    • U nique to the online medium
    • N etcentric corporate culture
    • Nielsen (1999)
  • 22. Nielsen’s heuristics
    • Visibility of system status
    • Match between system and real world
    • User control and freedom
    • Consistency and standards
    • Help users recognize, diagnose, recover from errors
    • Error prevention
    • Recognition rather than recall
    • Flexibility and efficiency of use
    • Aesthetic and minimalist design
    • Help and documentation
  • 23. Discount evaluation
    • Heuristic evaluation is referred to as discount evaluation when 5 evaluators are used.
    • Empirical evidence suggests that on average 5 evaluators identify 75-80% of usability problems.

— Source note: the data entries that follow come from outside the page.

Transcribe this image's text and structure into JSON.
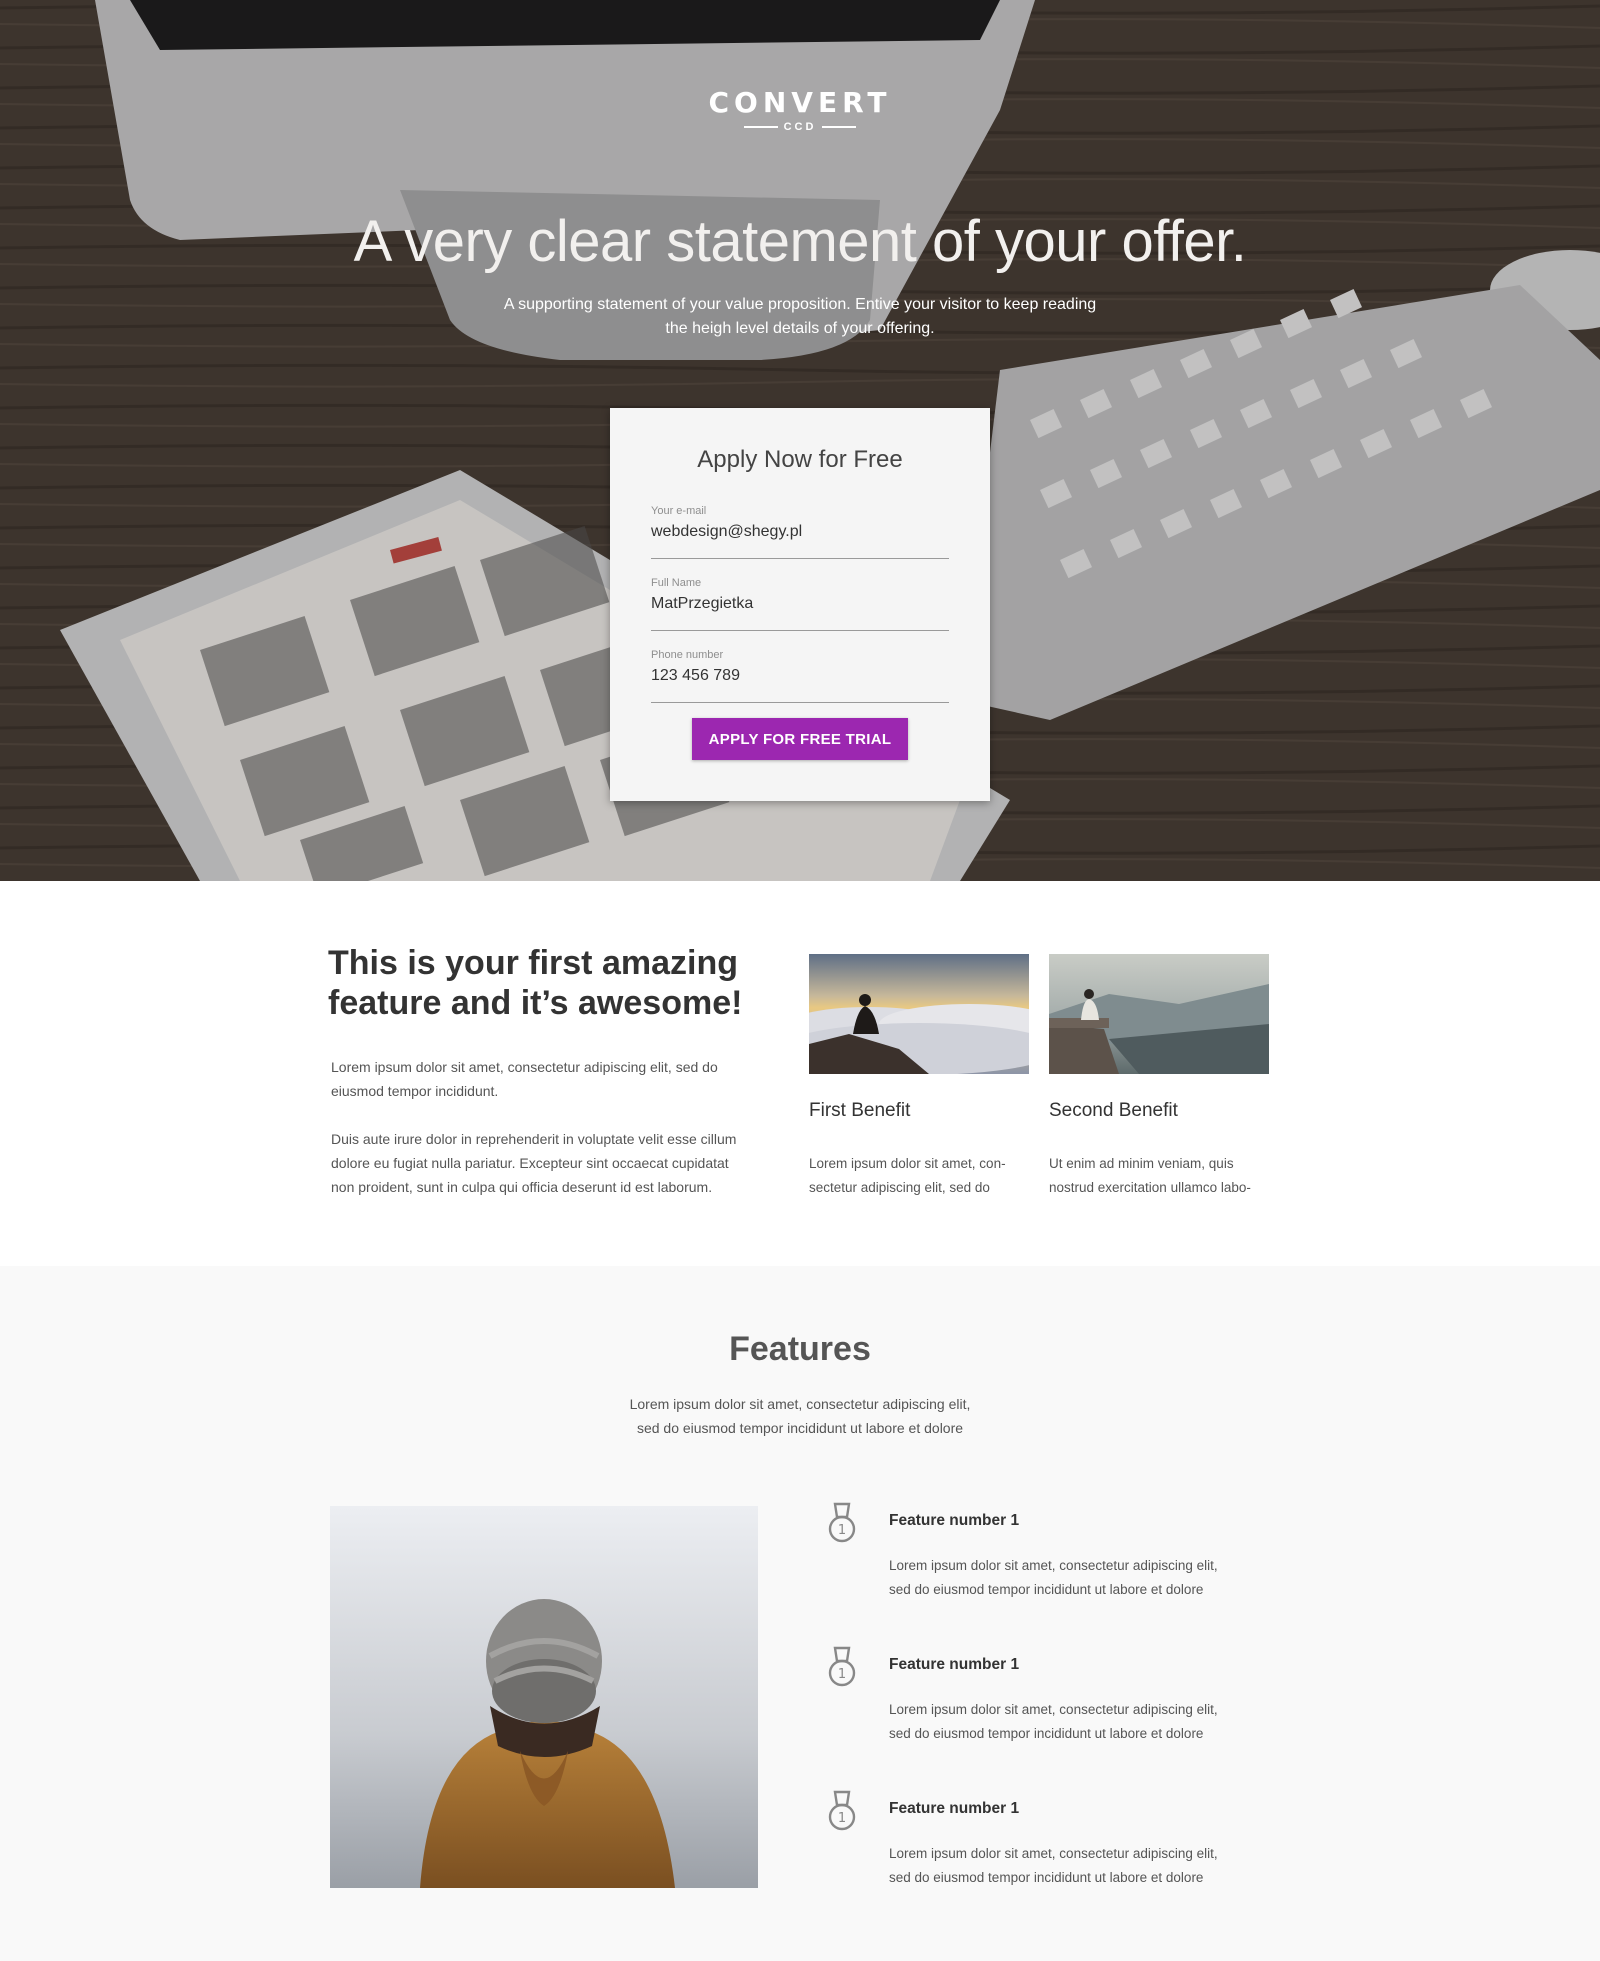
{
  "logo": {
    "main": "CONVERT",
    "sub": "CCD"
  },
  "hero": {
    "title": "A very clear statement of your offer.",
    "subtitle_line1": "A supporting statement of your value proposition. Entive your visitor to keep reading",
    "subtitle_line2": "the heigh level details of your offering."
  },
  "form": {
    "title": "Apply Now for Free",
    "fields": [
      {
        "label": "Your e-mail",
        "value": "webdesign@shegy.pl"
      },
      {
        "label": "Full Name",
        "value": "MatPrzegietka"
      },
      {
        "label": "Phone number",
        "value": "123 456 789"
      }
    ],
    "button_label": "APPLY FOR FREE TRIAL",
    "button_color": "#9c27b0"
  },
  "feature_intro": {
    "title_line1": "This is your first amazing",
    "title_line2": "feature and it’s awesome!",
    "p1_line1": "Lorem ipsum dolor sit amet, consectetur adipiscing elit, sed do",
    "p1_line2": "eiusmod tempor incididunt.",
    "p2_line1": "Duis aute irure dolor in reprehenderit in voluptate velit esse cillum",
    "p2_line2": "dolore eu fugiat nulla pariatur. Excepteur sint occaecat cupidatat",
    "p2_line3": "non proident, sunt in culpa qui officia deserunt id est laborum."
  },
  "benefits": [
    {
      "title": "First Benefit",
      "line1": "Lorem ipsum dolor sit amet, con-",
      "line2": "sectetur adipiscing elit, sed do"
    },
    {
      "title": "Second Benefit",
      "line1": "Ut enim ad minim veniam, quis",
      "line2": "nostrud exercitation ullamco labo-"
    }
  ],
  "features": {
    "title": "Features",
    "sub_line1": "Lorem ipsum dolor sit amet, consectetur adipiscing elit,",
    "sub_line2": "sed do eiusmod tempor incididunt ut labore et dolore",
    "items": [
      {
        "icon": "medal-icon",
        "badge": "1",
        "title": "Feature number 1",
        "line1": "Lorem ipsum dolor sit amet, consectetur adipiscing elit,",
        "line2": "sed do eiusmod tempor incididunt ut labore et dolore"
      },
      {
        "icon": "medal-icon",
        "badge": "1",
        "title": "Feature number 1",
        "line1": "Lorem ipsum dolor sit amet, consectetur adipiscing elit,",
        "line2": "sed do eiusmod tempor incididunt ut labore et dolore"
      },
      {
        "icon": "medal-icon",
        "badge": "1",
        "title": "Feature number 1",
        "line1": "Lorem ipsum dolor sit amet, consectetur adipiscing elit,",
        "line2": "sed do eiusmod tempor incididunt ut labore et dolore"
      }
    ]
  }
}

  • 24. 3 stages for doing heuristic evaluation
    • Briefing session to tell experts what to do
    • Evaluation period of 1-2 hours in which: - Each expert works separately - Take one pass to get a feel for the product - Take a second pass to focus on specific features
    • Debriefing session in which experts work together to prioritize problems
  • 25. Advantages and problems
    • Few ethical & practical issues to consider
    • Can be difficult & expensive to find experts
    • Best experts have knowledge of application domain & users
    • Biggest problems - important problems may get missed - many trivial problems are often identified
  • 26. Cognitive walkthroughs
    • Focus on ease of learning
    • Designer presents an aspect of the design & usage scenarios
    • One of more experts walk through the design prototype with the scenario
    • Expert is told the assumptions about user population, context of use, task details
    • Experts are guided by 3 questions
  • 27. The 3 questions
    • Will the correct action be sufficiently evident to the user?
    • Will the user notice that the correct action is available?
    • Will the user associate and interpret the response from the action correctly? As the experts work through the scenario they note problems
  • 28. Pluralistic walkthrough
    • Variation on the cognitive walkthrough theme
    • Performed by a carefully managed team
    • The panel of experts begins by working separately
    • Then there is managed discussion that leads to agreed decisions
    • The approach lends itself well to participatory design
  • 29. Key points
    • Structured, unstructured, semi-structured interviews, focus groups & questionnaires
    • Closed questions are easiest to analyze & can be replicated
    • Open questions are richer
    • Check boxes, Likert & semantic scales
    • Expert evaluation: heuristic & walkthroughs
    • Relatively inexpensive because no users
    • Heuristic evaluation relatively easy to learn
    • May miss key problems & identify false ones